Exercise: Whenever a line below holds the word "http", count it once; report the total and nothing else.

(Items from an interface collection)
##############################
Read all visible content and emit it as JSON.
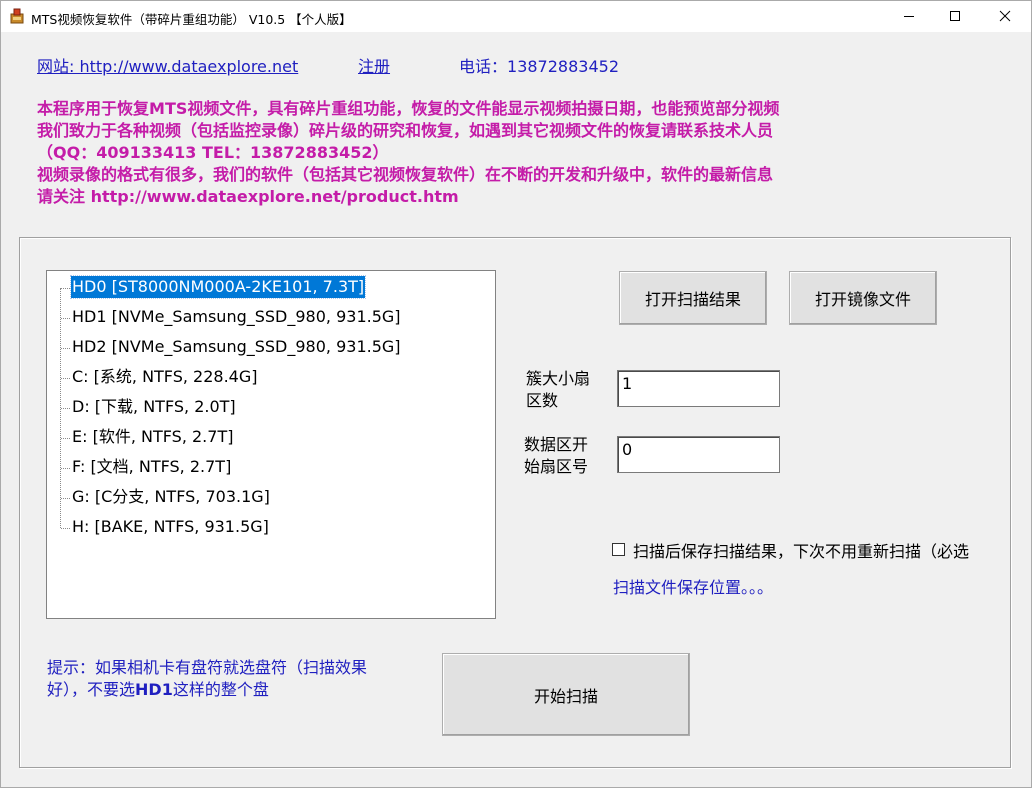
{
  "window": {
    "title": "MTS视频恢复软件（带碎片重组功能） V10.5 【个人版】",
    "minimize_icon": "minimize-icon",
    "maximize_icon": "maximize-icon",
    "close_icon": "close-icon"
  },
  "header": {
    "website_label": "网站: http://www.dataexplore.net",
    "register_label": "注册",
    "phone_prefix": "电话：",
    "phone_number": "13872883452"
  },
  "intro": {
    "line1_a": "本程序用于恢复",
    "line1_b": "MTS",
    "line1_c": "视频文件，具有碎片重组功能，恢复的文件能显示视频拍摄日期，也能预览部分视频",
    "line2": "我们致力于各种视频（包括监控录像）碎片级的研究和恢复，如遇到其它视频文件的恢复请联系技术人员",
    "line3_a": "（",
    "line3_b": "QQ：409133413  TEL：13872883452",
    "line3_c": "）",
    "line4": "视频录像的格式有很多，我们的软件（包括其它视频恢复软件）在不断的开发和升级中，软件的最新信息",
    "line5_a": "请关注 ",
    "line5_b": "http://www.dataexplore.net/product.htm"
  },
  "tree": {
    "items": [
      {
        "label": "HD0  [ST8000NM000A-2KE101, 7.3T]",
        "selected": true
      },
      {
        "label": "HD1  [NVMe_Samsung_SSD_980, 931.5G]"
      },
      {
        "label": "HD2  [NVMe_Samsung_SSD_980, 931.5G]"
      },
      {
        "label": "C:  [系统, NTFS, 228.4G]"
      },
      {
        "label": "D:  [下载, NTFS, 2.0T]"
      },
      {
        "label": "E:  [软件, NTFS, 2.7T]"
      },
      {
        "label": "F:  [文档, NTFS, 2.7T]"
      },
      {
        "label": "G:  [C分支, NTFS, 703.1G]"
      },
      {
        "label": "H:  [BAKE, NTFS, 931.5G]"
      }
    ]
  },
  "buttons": {
    "open_scan_result": "打开扫描结果",
    "open_image_file": "打开镜像文件",
    "start_scan": "开始扫描"
  },
  "fields": {
    "cluster_label": "簇大小扇区数",
    "cluster_value": "1",
    "data_start_label": "数据区开始扇区号",
    "data_start_value": "0"
  },
  "options": {
    "save_scan_checkbox_label": "扫描后保存扫描结果，下次不用重新扫描（必选",
    "save_scan_checked": false,
    "save_location_label": "扫描文件保存位置。。。"
  },
  "hint": {
    "line1": "提示：如果相机卡有盘符就选盘符（扫描效果",
    "line2_a": "好），不要选",
    "line2_b": "HD1",
    "line2_c": "这样的整个盘"
  },
  "colors": {
    "link_blue": "#2020c0",
    "intro_magenta": "#c41ca8",
    "selection_blue": "#0078d7"
  }
}
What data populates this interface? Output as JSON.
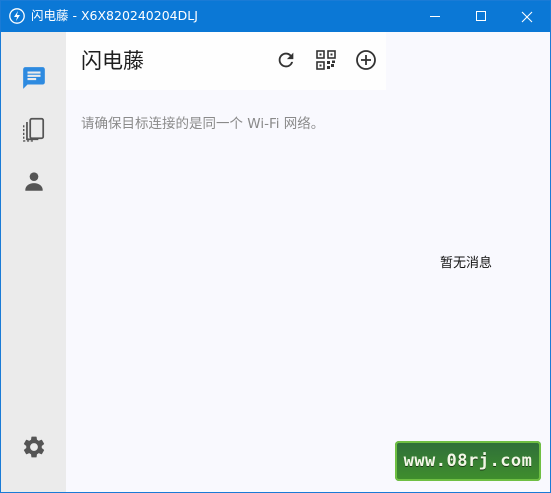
{
  "window": {
    "title": "闪电藤 - X6X820240204DLJ"
  },
  "sidebar": {
    "items": [
      {
        "icon": "chat-icon",
        "active": true
      },
      {
        "icon": "devices-icon",
        "active": false
      },
      {
        "icon": "person-icon",
        "active": false
      }
    ],
    "settings_icon": "gear-icon"
  },
  "main": {
    "title": "闪电藤",
    "hint": "请确保目标连接的是同一个 Wi-Fi 网络。",
    "empty_message": "暂无消息"
  },
  "watermark": {
    "text": "www.08rj.com"
  },
  "colors": {
    "titlebar": "#0b78d6",
    "accent": "#2d8ae0",
    "sidebar": "#ebebeb",
    "icon_gray": "#555555"
  }
}
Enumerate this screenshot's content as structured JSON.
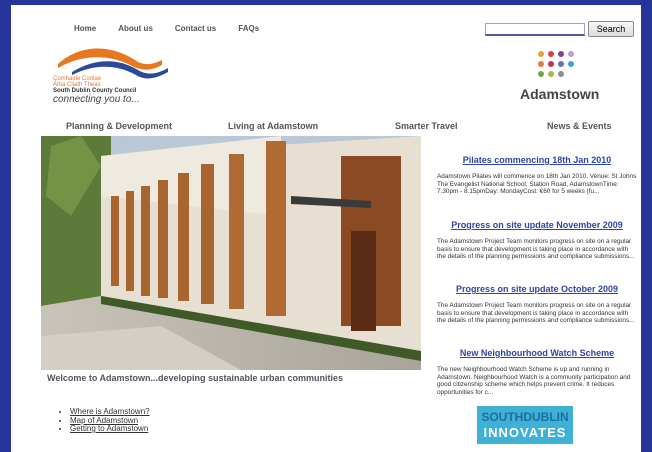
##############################
Result for this task: 2